Slate, or friction calls (as not all are actually made of slate) are a tried and true piece of equipment. They take a little longer to master than the box calls, some won’t work when wet, and they do require some movement; however, they make a very broad range of calls and can be quite loud, so they’re a great choice to bring in a far-away bird.

Shaker gobble calls are fun. They can make quite a realistic gobble. Shaking the call obviously makes a lot of movement, but they can also be pumped like an accordion for a more subtle gobble.

Locator calls are another option. These sound like anything that will startle a turkey into gobbling, such as crows, owls, and coyotes. They can be especially effective in the morning and evening when you’re trying to locate the birds on their roosts.

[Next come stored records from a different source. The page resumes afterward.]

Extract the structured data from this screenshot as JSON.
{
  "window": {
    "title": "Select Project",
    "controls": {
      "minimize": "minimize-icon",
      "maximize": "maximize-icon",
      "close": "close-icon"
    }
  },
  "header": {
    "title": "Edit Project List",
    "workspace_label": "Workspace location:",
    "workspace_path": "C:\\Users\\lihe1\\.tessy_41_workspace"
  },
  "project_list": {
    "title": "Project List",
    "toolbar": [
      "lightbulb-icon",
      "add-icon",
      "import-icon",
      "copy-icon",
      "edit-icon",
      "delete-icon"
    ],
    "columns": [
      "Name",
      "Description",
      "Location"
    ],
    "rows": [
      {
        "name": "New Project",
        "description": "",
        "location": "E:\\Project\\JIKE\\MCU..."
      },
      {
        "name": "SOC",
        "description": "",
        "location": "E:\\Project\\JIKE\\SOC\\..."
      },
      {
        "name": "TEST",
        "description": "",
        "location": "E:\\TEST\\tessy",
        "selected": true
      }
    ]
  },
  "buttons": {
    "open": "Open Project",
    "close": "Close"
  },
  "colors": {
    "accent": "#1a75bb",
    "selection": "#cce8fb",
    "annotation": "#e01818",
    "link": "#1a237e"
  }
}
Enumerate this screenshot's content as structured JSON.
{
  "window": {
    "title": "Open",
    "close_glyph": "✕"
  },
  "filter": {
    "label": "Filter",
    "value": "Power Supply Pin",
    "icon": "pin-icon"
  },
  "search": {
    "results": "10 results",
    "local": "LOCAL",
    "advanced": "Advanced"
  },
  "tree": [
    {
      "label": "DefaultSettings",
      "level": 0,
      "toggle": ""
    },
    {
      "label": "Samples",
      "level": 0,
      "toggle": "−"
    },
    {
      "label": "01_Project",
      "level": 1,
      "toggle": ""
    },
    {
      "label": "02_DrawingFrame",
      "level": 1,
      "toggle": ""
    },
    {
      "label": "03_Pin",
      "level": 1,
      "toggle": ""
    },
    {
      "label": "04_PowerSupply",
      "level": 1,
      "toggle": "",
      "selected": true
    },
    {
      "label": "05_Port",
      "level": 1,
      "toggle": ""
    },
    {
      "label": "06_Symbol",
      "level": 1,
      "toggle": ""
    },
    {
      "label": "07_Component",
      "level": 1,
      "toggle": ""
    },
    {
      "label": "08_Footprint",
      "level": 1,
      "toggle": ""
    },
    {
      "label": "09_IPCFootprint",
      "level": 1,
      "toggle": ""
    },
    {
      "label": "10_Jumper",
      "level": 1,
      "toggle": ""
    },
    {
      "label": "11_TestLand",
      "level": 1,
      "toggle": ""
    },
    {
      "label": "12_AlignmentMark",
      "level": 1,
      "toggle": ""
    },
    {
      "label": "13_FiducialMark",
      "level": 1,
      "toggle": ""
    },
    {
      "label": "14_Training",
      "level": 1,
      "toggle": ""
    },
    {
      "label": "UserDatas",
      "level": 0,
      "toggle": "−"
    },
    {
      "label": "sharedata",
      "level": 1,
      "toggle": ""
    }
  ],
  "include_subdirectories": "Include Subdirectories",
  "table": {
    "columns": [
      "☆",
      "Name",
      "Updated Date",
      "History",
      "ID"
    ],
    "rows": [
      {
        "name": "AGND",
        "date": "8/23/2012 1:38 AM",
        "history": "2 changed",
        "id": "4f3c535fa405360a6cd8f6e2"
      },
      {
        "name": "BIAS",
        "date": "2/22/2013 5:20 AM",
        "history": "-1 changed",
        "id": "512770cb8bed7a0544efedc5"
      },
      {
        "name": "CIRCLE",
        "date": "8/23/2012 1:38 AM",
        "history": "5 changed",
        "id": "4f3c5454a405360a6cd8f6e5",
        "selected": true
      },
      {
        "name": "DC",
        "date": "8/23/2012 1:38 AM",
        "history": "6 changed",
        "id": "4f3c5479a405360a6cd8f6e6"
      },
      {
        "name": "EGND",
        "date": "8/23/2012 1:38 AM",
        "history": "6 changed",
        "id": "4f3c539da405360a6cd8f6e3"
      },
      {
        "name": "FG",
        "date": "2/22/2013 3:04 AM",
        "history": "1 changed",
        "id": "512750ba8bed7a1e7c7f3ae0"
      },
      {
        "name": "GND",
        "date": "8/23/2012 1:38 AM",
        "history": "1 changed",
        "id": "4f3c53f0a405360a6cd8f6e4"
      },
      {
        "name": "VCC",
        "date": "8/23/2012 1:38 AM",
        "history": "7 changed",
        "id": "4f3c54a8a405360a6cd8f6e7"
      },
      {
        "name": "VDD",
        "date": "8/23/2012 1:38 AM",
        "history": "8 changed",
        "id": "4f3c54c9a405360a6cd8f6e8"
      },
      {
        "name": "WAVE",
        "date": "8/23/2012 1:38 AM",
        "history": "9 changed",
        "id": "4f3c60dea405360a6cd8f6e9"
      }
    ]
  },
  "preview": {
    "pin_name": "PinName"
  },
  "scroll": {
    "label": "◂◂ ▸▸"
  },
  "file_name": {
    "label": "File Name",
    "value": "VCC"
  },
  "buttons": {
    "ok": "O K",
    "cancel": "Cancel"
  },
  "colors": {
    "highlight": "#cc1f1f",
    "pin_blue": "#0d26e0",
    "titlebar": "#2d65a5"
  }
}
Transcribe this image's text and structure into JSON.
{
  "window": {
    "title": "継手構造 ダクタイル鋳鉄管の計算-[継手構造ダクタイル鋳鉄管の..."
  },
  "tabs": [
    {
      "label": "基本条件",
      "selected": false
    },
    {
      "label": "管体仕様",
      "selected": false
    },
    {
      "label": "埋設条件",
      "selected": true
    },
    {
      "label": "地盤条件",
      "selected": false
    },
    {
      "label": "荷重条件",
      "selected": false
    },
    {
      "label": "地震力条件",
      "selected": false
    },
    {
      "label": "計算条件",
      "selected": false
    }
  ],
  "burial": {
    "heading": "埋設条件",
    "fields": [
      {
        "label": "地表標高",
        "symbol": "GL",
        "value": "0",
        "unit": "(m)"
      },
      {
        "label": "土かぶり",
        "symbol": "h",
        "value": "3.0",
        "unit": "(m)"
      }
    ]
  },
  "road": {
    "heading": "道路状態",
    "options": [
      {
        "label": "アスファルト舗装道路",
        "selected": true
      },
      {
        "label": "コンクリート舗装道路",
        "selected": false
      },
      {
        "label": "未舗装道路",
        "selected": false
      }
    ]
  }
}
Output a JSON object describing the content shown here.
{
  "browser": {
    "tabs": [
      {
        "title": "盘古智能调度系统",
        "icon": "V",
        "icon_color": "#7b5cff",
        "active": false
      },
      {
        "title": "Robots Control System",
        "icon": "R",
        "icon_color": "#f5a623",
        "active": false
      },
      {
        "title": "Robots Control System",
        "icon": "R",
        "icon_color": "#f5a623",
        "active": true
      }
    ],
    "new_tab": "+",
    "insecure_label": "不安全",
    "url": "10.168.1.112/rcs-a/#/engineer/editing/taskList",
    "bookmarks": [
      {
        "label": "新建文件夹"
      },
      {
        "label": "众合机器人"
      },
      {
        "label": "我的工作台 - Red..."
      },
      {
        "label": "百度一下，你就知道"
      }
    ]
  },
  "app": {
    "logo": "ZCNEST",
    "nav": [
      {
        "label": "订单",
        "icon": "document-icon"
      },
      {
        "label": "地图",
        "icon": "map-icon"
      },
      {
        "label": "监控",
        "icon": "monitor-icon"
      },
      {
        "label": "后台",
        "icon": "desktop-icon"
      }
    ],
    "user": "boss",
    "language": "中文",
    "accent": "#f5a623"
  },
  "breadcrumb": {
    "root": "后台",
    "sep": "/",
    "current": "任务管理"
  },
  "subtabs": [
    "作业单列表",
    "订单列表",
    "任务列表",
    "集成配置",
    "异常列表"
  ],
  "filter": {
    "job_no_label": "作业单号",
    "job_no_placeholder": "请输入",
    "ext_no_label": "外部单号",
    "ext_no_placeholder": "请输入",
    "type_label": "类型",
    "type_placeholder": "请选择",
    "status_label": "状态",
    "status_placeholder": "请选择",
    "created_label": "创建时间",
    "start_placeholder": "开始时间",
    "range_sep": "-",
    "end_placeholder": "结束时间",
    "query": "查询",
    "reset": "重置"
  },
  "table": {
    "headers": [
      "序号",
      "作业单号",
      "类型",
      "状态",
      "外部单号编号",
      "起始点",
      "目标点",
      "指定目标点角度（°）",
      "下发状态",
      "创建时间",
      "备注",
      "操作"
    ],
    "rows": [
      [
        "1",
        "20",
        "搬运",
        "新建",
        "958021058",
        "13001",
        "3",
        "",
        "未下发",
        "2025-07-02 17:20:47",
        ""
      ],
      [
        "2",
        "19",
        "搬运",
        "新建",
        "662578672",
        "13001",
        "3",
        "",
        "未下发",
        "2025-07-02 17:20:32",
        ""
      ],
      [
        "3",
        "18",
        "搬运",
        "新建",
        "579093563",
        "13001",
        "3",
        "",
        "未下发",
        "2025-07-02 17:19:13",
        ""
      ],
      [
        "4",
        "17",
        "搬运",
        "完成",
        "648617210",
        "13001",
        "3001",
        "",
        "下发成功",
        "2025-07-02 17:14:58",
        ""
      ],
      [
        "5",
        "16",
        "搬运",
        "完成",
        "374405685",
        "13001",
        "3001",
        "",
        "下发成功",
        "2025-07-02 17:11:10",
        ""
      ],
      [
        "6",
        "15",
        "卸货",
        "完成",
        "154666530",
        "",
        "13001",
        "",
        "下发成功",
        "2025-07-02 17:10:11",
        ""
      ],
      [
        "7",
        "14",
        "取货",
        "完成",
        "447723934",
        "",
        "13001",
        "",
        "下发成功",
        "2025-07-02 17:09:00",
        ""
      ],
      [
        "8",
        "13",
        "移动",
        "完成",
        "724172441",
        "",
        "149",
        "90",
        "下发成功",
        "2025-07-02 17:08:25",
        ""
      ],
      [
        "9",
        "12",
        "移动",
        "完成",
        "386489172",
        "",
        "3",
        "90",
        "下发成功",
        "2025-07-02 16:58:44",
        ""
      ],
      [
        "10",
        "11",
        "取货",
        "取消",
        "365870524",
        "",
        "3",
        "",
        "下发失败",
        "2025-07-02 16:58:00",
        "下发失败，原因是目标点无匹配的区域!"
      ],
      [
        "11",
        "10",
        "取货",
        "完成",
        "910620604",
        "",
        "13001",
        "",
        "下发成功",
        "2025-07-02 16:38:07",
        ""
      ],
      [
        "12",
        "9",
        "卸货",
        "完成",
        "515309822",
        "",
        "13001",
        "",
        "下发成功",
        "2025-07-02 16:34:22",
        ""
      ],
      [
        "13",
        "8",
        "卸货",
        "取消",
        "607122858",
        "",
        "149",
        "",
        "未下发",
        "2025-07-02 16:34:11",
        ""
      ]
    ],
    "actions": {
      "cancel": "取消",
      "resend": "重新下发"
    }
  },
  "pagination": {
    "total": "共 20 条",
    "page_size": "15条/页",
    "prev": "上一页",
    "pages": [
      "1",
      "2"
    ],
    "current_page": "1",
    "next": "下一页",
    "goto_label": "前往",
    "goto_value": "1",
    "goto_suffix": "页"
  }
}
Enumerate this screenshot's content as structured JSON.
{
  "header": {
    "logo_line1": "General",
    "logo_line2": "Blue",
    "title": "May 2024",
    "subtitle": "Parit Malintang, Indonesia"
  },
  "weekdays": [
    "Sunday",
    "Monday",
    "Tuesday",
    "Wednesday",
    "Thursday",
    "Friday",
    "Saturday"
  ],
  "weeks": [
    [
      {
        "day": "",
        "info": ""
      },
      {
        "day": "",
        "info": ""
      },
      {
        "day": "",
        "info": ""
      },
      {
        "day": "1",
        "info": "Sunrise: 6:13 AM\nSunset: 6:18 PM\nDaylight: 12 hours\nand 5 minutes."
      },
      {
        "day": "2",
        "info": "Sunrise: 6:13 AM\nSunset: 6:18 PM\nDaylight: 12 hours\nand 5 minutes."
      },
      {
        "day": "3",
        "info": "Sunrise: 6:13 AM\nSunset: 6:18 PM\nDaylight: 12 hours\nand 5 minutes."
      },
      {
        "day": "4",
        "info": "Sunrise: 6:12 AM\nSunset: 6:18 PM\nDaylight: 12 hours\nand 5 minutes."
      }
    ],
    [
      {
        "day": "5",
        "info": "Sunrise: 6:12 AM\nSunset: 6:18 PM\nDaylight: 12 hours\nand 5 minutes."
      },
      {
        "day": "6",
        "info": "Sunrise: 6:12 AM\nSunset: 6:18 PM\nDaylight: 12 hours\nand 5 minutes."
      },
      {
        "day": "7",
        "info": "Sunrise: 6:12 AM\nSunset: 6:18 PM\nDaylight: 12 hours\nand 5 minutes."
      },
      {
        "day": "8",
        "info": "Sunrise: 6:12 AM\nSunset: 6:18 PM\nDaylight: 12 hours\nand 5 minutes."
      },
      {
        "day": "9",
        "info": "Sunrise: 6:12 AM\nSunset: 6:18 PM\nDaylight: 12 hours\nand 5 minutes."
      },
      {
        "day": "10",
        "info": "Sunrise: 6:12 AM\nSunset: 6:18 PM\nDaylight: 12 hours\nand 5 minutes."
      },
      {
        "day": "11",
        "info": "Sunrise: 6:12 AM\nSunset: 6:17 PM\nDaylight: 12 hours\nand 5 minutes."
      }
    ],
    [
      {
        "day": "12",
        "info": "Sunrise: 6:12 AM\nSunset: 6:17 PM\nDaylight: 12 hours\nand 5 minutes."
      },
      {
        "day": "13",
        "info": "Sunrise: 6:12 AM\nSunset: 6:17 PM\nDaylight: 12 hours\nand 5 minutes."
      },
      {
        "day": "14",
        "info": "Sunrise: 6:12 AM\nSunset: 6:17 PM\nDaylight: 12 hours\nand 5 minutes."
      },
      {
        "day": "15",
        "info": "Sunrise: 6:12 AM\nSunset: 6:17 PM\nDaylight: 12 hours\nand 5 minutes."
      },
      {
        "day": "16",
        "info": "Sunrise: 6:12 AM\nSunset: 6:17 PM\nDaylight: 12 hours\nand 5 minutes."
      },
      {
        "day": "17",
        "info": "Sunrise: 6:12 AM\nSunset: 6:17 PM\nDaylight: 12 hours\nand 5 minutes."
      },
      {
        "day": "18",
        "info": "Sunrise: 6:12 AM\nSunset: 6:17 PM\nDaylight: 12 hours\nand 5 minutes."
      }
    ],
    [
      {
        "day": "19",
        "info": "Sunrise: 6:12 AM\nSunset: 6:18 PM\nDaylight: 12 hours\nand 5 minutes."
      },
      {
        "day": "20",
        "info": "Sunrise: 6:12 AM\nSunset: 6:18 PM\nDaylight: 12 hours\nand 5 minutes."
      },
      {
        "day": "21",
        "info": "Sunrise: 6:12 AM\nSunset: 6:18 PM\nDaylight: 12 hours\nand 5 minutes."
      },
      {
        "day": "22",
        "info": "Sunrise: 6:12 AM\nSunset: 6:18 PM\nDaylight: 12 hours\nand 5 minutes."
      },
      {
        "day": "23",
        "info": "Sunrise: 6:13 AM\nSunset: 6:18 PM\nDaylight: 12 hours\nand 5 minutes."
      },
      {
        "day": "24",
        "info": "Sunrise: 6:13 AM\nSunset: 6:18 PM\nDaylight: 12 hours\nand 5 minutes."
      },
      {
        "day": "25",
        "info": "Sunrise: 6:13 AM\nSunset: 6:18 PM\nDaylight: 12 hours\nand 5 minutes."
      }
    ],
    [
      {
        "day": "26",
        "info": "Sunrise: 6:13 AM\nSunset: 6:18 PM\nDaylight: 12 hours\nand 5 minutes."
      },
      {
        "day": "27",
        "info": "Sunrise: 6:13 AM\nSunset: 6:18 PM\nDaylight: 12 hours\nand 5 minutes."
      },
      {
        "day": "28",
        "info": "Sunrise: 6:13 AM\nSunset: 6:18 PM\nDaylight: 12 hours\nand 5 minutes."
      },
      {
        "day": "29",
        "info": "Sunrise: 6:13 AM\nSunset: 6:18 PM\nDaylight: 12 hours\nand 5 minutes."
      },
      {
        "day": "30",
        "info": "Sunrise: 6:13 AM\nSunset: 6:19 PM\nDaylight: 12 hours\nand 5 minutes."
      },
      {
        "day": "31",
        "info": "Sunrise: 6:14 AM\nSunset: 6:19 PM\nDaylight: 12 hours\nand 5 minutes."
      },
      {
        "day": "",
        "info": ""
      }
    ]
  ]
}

I like to bring a mix of calls, using the box, slate, or shaker gobble for farther birds, then switching to the mouth call or push button for closer action. Make sure you practice your calls when you’re not in the field. You will annoy your pets and loved ones, but that’s better than spooking a bird with a bad call. If you’ve got a turkey starting to move out of range, though, you’ve got nothing to lose. Try to make a turkey sound, kick a rock, cough, whatever. Put your safety off, give a noise, and the turkey will tend to just freeze and look for an instant, giving you a shot.

Calls, clockwise from upper left: Box call, two types of shaker gobble calls, push button call, slate with three strikers, two mouth/diaphragm calls, locator style “yelper,” locator crow call.

A Bad Call Leads to a Good Sighting
A bad call did lead to one of the best moments of my hunt, an incident which just about made the whole venture worthwhile, despite my not bagging a bird. It was nearing dusk, and I had abandoned my blind in favor of my ghillie suit. I was sitting in the middle clearing of a narrow stand of planted pines with my back to a small tree, hoping to catch a tom on his way to roost. I brought out a brand-new call I had tried once earlier in the day. It was a locator style call, but with a double reed designed to sound like a hen. In the kitchen that afternoon it had sounded perfect, and I was excited to try it in the field. I raised the call, blew, and…nothing.

No sound, just resistance. I tried again, harder, and was rewarded with a squeal like a small dying mammal. I tried one more time, got the same result, and put the call away in disgust. (Later I discovered the reeds had glued themselves together.)

I sat very still and just admired the setting sun for the next twenty minutes, and then, I heard it. A snap of a twig, and three distinct footsteps from a few feet behind me. I held my breath. Was it another hunter? Ghillie suit or no, he had to see me. I saw a flash of brown out of the corner of my eye. A turkey? From behind me? I prayed it was a hen and not a tom out to taunt me, as there was no way I could get my gun into position and bag a bird that close.

The creature moved to my left and stopped about twenty feet away. Slowly, I turned my head. My first thought was, “fox?” and then, “tiny mountain lion?” Standing there, outlined by the golden rays of the early evening sun, was a bobcat. I had never seen a bobcat before, outside of a zoo. I didn’t even know they lived in the area. We stared at each other for about a minute before it slowly sauntered off. I’m sure the cat was disappointed I wasn’t the dying rabbit I had mimicked, but I’ve never been happier about a bad call, and considering its keen eyesight, I couldn’t imagine having better validation of the ghillie suit as effective camouflage, even this cheap ghillie suit.

So, while my first real spring turkey hunt was technically a bust, I can’t say I have too many regrets. I had an opportunity, I got to spend time outside on beautiful mornings, I tried a bunch of new gear, and I saw some promising bucks I’ll try to reconnect with in the fall. The solitude, fresh air, and slow dawning of spring in the flowers and trees were rejuvenating.

I learned a lot about turkey habits and habitat, and the fall season will be here before you know it. I really should have taken that one shot, but next time I’ll be a little braver, a little more ready. I know I can’t wait to get out again and try my luck with the wily, elusive, fun-to-hunt eastern wild turkey.

Tracy Jones Mull writes from Pennsylvania.